By Hannah Wilkinson
You know it is going to be a good party when they bring the giant Smurfs out.
No, I had not taken anything. I was standing in semi-darkness in a park in Mohandessin, surrounded by a gaggle of over-excited children dancing in circles around a group of men in full-body Smurf costumes. Just when I thought things were getting a bit too David Lynch, my friend Omar Magdy Youssef charged in, clad in an animal mask and a jaunty party hat, spraying dubious foam from a can over all and sundry. The kids went mental.
“It is something we do every Ramadan,” Youssef had said a few days previously, when he had invited me to what I had thought would be a charity iftar event for children suffering from cancer, organised by a group of my friends. The event they had masterminded was both more anarchic and more…deliciously bizarre than I had anticipated. More was to come, for I had yet to encounter a giant Dora the Explorer, a gargantuan Ben 10, a normal-sized magician and a pantomime horse.

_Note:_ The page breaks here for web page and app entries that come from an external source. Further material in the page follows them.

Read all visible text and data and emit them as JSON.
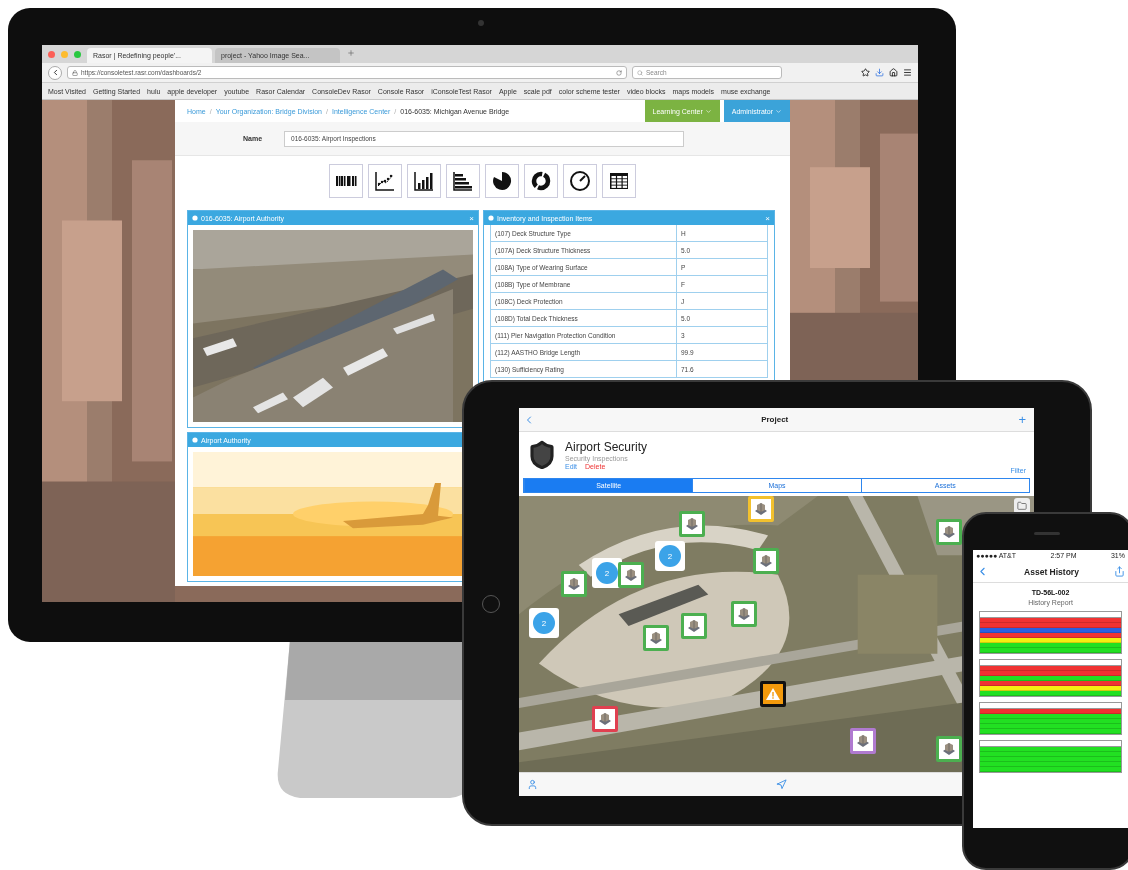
{
  "browser": {
    "tabs": [
      {
        "title": "Rasor | Redefining people'...",
        "selected": true
      },
      {
        "title": "project - Yahoo Image Sea...",
        "selected": false
      }
    ],
    "url": "https://consoletest.rasr.com/dashboards/2",
    "search": {
      "placeholder": "Search"
    },
    "bookmarks": [
      "Most Visited",
      "Getting Started",
      "hulu",
      "apple developer",
      "youtube",
      "Rasor Calendar",
      "ConsoleDev Rasor",
      "Console Rasor",
      "iConsoleTest Rasor",
      "Apple",
      "scale pdf",
      "color scheme tester",
      "video blocks",
      "maps models",
      "muse exchange"
    ]
  },
  "page": {
    "separator": "/",
    "breadcrumbs": [
      "Home",
      "Your Organization: Bridge Division",
      "Intelligence Center",
      "016-6035: Michigan Avenue Bridge"
    ],
    "menus": [
      {
        "label": "Learning Center",
        "color": "#7cb342"
      },
      {
        "label": "Administrator",
        "color": "#3ba3d9"
      }
    ],
    "name_field": {
      "label": "Name",
      "value": "016-6035: Airport Inspections"
    },
    "chart_types": [
      {
        "kind": "stripes"
      },
      {
        "kind": "scatter"
      },
      {
        "kind": "bar"
      },
      {
        "kind": "hbar"
      },
      {
        "kind": "pie"
      },
      {
        "kind": "donut"
      },
      {
        "kind": "gauge"
      },
      {
        "kind": "table"
      }
    ],
    "panels": [
      {
        "title": "016-6035: Airport Authority",
        "close": "×"
      },
      {
        "kind": "table",
        "title": "Inventory and Inspection Items",
        "close": "×",
        "rows": [
          {
            "item": "(107) Deck Structure Type",
            "value": "H"
          },
          {
            "item": "(107A) Deck Structure Thickness",
            "value": "5.0"
          },
          {
            "item": "(108A) Type of Wearing Surface",
            "value": "P"
          },
          {
            "item": "(108B) Type of Membrane",
            "value": "F"
          },
          {
            "item": "(108C) Deck Protection",
            "value": "J"
          },
          {
            "item": "(108D) Total Deck Thickness",
            "value": "5.0"
          },
          {
            "item": "(111) Pier Navigation Protection Condition",
            "value": "3"
          },
          {
            "item": "(112) AASTHO Bridge Length",
            "value": "99.9"
          },
          {
            "item": "(130) Sufficiency Rating",
            "value": "71.6"
          }
        ]
      },
      {
        "title": "Airport Authority"
      }
    ]
  },
  "tablet": {
    "title": "Project",
    "add": "+",
    "project": {
      "name": "Airport Security",
      "subtitle": "Security Inspections",
      "edit": "Edit",
      "delete": "Delete",
      "filter": "Filter"
    },
    "segments": [
      {
        "label": "Satellite",
        "selected": true
      },
      {
        "label": "Maps",
        "selected": false
      },
      {
        "label": "Assets",
        "selected": false
      }
    ],
    "markers": [
      {
        "kind": "cluster",
        "count": "2"
      },
      {
        "kind": "cluster",
        "count": "2"
      },
      {
        "kind": "cluster",
        "count": "2"
      },
      {
        "kind": "asset",
        "color": "#4caf50"
      },
      {
        "kind": "asset",
        "color": "#4caf50"
      },
      {
        "kind": "asset",
        "color": "#4caf50"
      },
      {
        "kind": "asset",
        "color": "#4caf50"
      },
      {
        "kind": "asset",
        "color": "#4caf50"
      },
      {
        "kind": "asset",
        "color": "#4caf50"
      },
      {
        "kind": "asset",
        "color": "#4caf50"
      },
      {
        "kind": "asset",
        "color": "#4caf50"
      },
      {
        "kind": "asset",
        "color": "#4caf50"
      },
      {
        "kind": "asset",
        "color": "#f2c12e"
      },
      {
        "kind": "asset",
        "color": "#e04050"
      },
      {
        "kind": "asset",
        "color": "#b07ad0"
      },
      {
        "kind": "alert",
        "color": "#111111"
      }
    ]
  },
  "phone": {
    "carrier": "●●●●● AT&T",
    "time": "2:57 PM",
    "battery": "31%",
    "title": "Asset History",
    "report": {
      "title": "TD-56L-002",
      "subtitle": "History Report",
      "sections": [
        {
          "rows": [
            {
              "color": "#f03232"
            },
            {
              "color": "#f03232"
            },
            {
              "color": "#2a5fe0"
            },
            {
              "color": "#f03232"
            },
            {
              "color": "#f5ee10"
            },
            {
              "color": "#22e022"
            },
            {
              "color": "#22e022"
            }
          ]
        },
        {
          "rows": [
            {
              "color": "#f03232"
            },
            {
              "color": "#f03232"
            },
            {
              "color": "#22e022"
            },
            {
              "color": "#f03232"
            },
            {
              "color": "#f5ee10"
            },
            {
              "color": "#22e022"
            }
          ]
        },
        {
          "rows": [
            {
              "color": "#f03232"
            },
            {
              "color": "#22e022"
            },
            {
              "color": "#22e022"
            },
            {
              "color": "#22e022"
            },
            {
              "color": "#22e022"
            }
          ]
        },
        {
          "rows": [
            {
              "color": "#22e022"
            },
            {
              "color": "#22e022"
            },
            {
              "color": "#22e022"
            },
            {
              "color": "#22e022"
            },
            {
              "color": "#22e022"
            }
          ]
        }
      ]
    }
  }
}
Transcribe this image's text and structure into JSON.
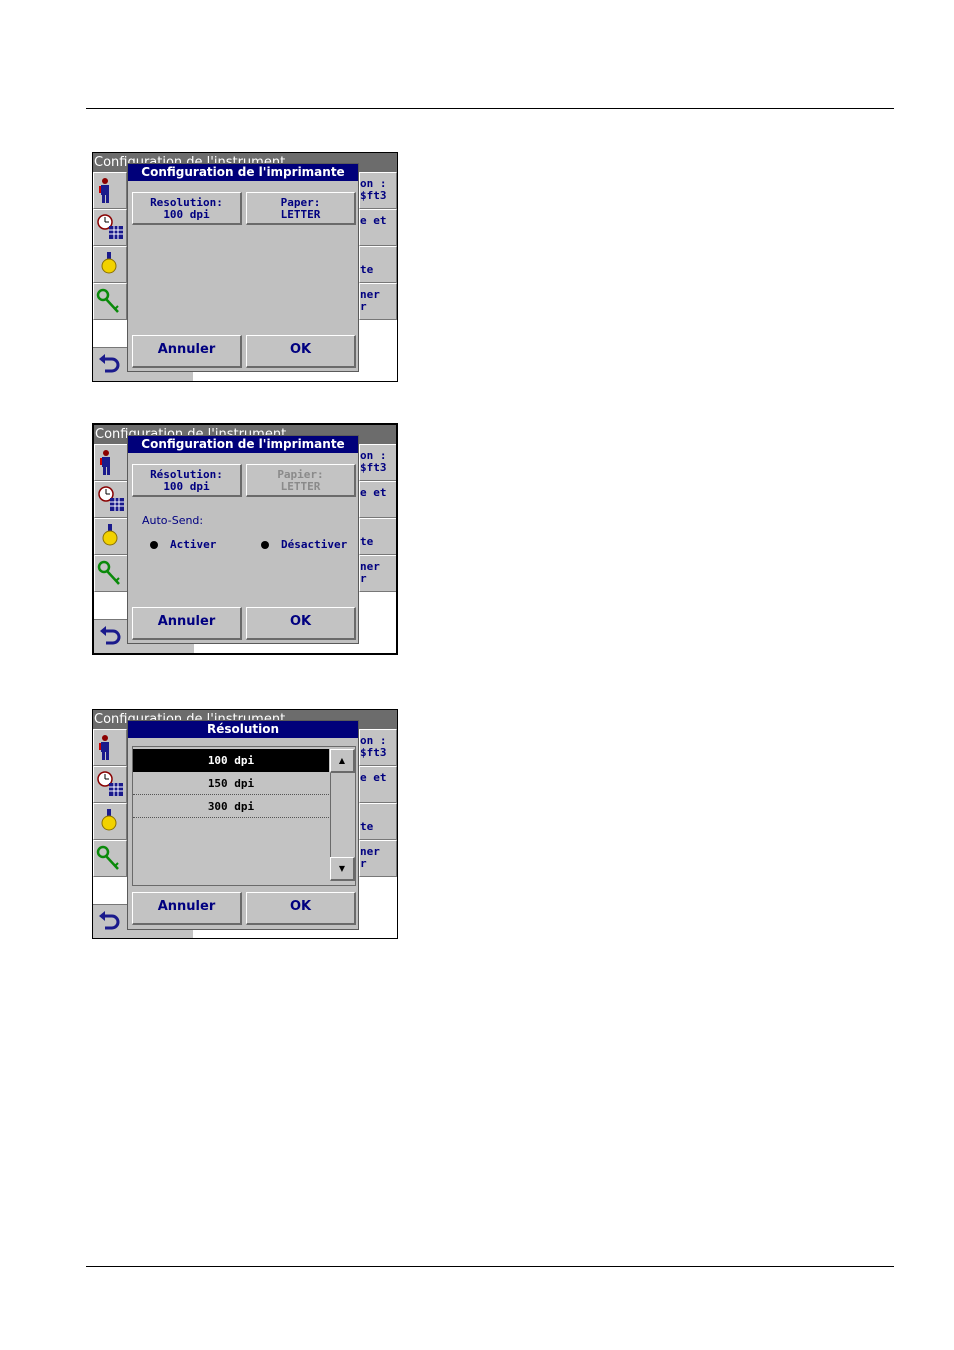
{
  "shared": {
    "background_title": "Configuration de l'instrument",
    "right_buttons": [
      {
        "text": "on :\n$ft3"
      },
      {
        "text": "e et"
      },
      {
        "text": "\nte"
      },
      {
        "text": "ner\nr"
      }
    ],
    "cancel_label": "Annuler",
    "ok_label": "OK"
  },
  "screen1": {
    "dialog_title": "Configuration de l'imprimante",
    "resolution": {
      "line1": "Resolution:",
      "line2": "100 dpi"
    },
    "paper": {
      "line1": "Paper:",
      "line2": "LETTER"
    }
  },
  "screen2": {
    "dialog_title": "Configuration de l'imprimante",
    "resolution": {
      "line1": "Résolution:",
      "line2": "100 dpi"
    },
    "paper": {
      "line1": "Papier:",
      "line2": "LETTER"
    },
    "autosend_label": "Auto-Send:",
    "activate": "Activer",
    "deactivate": "Désactiver"
  },
  "screen3": {
    "dialog_title": "Résolution",
    "options": [
      "100 dpi",
      "150 dpi",
      "300 dpi"
    ],
    "selected": "100 dpi",
    "scroll_up": "▲",
    "scroll_down": "▼"
  }
}
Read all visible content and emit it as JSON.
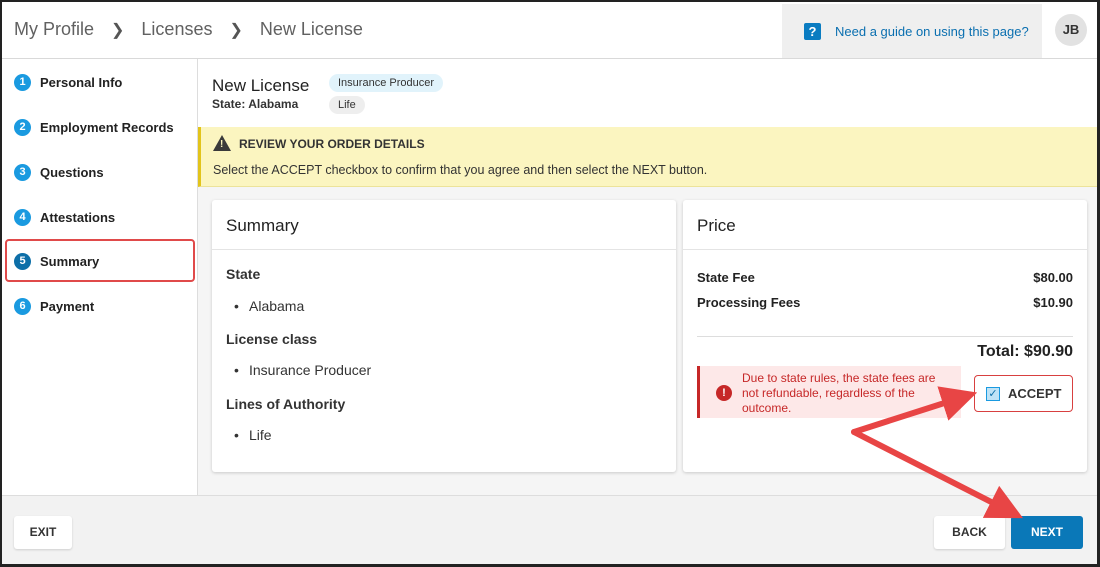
{
  "header": {
    "breadcrumbs": [
      "My Profile",
      "Licenses",
      "New License"
    ],
    "help_text": "Need a guide on using this page?",
    "avatar_initials": "JB"
  },
  "sidebar": {
    "items": [
      {
        "num": "1",
        "label": "Personal Info"
      },
      {
        "num": "2",
        "label": "Employment Records"
      },
      {
        "num": "3",
        "label": "Questions"
      },
      {
        "num": "4",
        "label": "Attestations"
      },
      {
        "num": "5",
        "label": "Summary"
      },
      {
        "num": "6",
        "label": "Payment"
      }
    ],
    "active": "Summary"
  },
  "license": {
    "title": "New License",
    "state_line": "State: Alabama",
    "chips": [
      "Insurance Producer",
      "Life"
    ]
  },
  "warning": {
    "title": "REVIEW YOUR ORDER DETAILS",
    "text": "Select the ACCEPT checkbox to confirm that you agree and then select the NEXT button."
  },
  "summary": {
    "title": "Summary",
    "sections": [
      {
        "label": "State",
        "value": "Alabama"
      },
      {
        "label": "License class",
        "value": "Insurance Producer"
      },
      {
        "label": "Lines of Authority",
        "value": "Life"
      }
    ]
  },
  "price": {
    "title": "Price",
    "rows": [
      {
        "label": "State Fee",
        "amount": "$80.00"
      },
      {
        "label": "Processing Fees",
        "amount": "$10.90"
      }
    ],
    "total": "Total: $90.90",
    "notice": "Due to state rules, the state fees are not refundable, regardless of the outcome.",
    "accept_label": "ACCEPT",
    "accept_checked": true
  },
  "footer": {
    "exit_label": "EXIT",
    "back_label": "BACK",
    "next_label": "NEXT"
  },
  "colors": {
    "primary": "#0a78b8",
    "step_badge": "#1a9ae0",
    "warning_bg": "#fbf5c0",
    "error": "#c62828",
    "annotation": "#e84545"
  }
}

“Most people do something charitable in Ramadan,” said Youssef, once he’d unmasked and surrendered his can of foam. “Some people go to the poor and give them money or food…we thought we might do something with our own hands for children who have cancer…we try to make them happy just before Eid.”
Charity and volunteerism is part of the more thoughtful, pious mood which is supposed to accompany the holy month, and so individual ventures like this are not uncommon. Youssef and his friends have been organising parties for kids with cancer for three years now. They work with an organisation which looks after the kids, some of whom are orphans, paying for their food, and helping to get them to and from the hospital.
Each year the party has improved, he said, and this year the group managed to collect over EGP 10,000 from their families and friends. They hope to use the extra money to put on another, similar party in a few days time, with a similar organisation.
“We try to make the kids smile,” Youssef explained. “Cures can be psychological as well as physical…these kids want to get better, they want to live a better life…this party is the beginning of that.”
It was a mark of the party’s success that it was easy to forget that the kids are ill. Three girls linked arms and ran off together, giggling and gossiping. The boys showed off in front of Smurfette, throwing moves like break-dancers. One young girl, no older than seven, charged around trying to get people to spray party foam on her head. She had lost all her hair during chemotherapy, and must like the feel of it on her bare skin. Each time she succeeded in her mission, she giggled deliriously.
A sea of stern black and brown abbeyas which clad the women who accompanied their children to the party suggested that they might not buy in to this smurf-based nonsense.
Wrong. They got fully involved. The women who were not spraying foam in my hair set about trying to teach me to dance. One woman engaged in a dance off with Papa Smurf and almost certainly won. Another grabbed the pantomime horse and led him around the park, swinging her hips as she walked.
The phrase, “the spirit of Ramadan” gets thrown around a lot. A bit like “the spirit of Christmas”, it can sound sentimental and overblown at the best of times. And it has been hard to find recently. In the context of the recent unrest and national division, “the spirit of Ramadan” had lost its meaning to many. But I think I found it again in that park in Mohandessin. In the midst of personal tragedy, in the midst of national tragedy, when a fully grown woman can dance at dusk in a park with a pantomime horse, how bad can things be?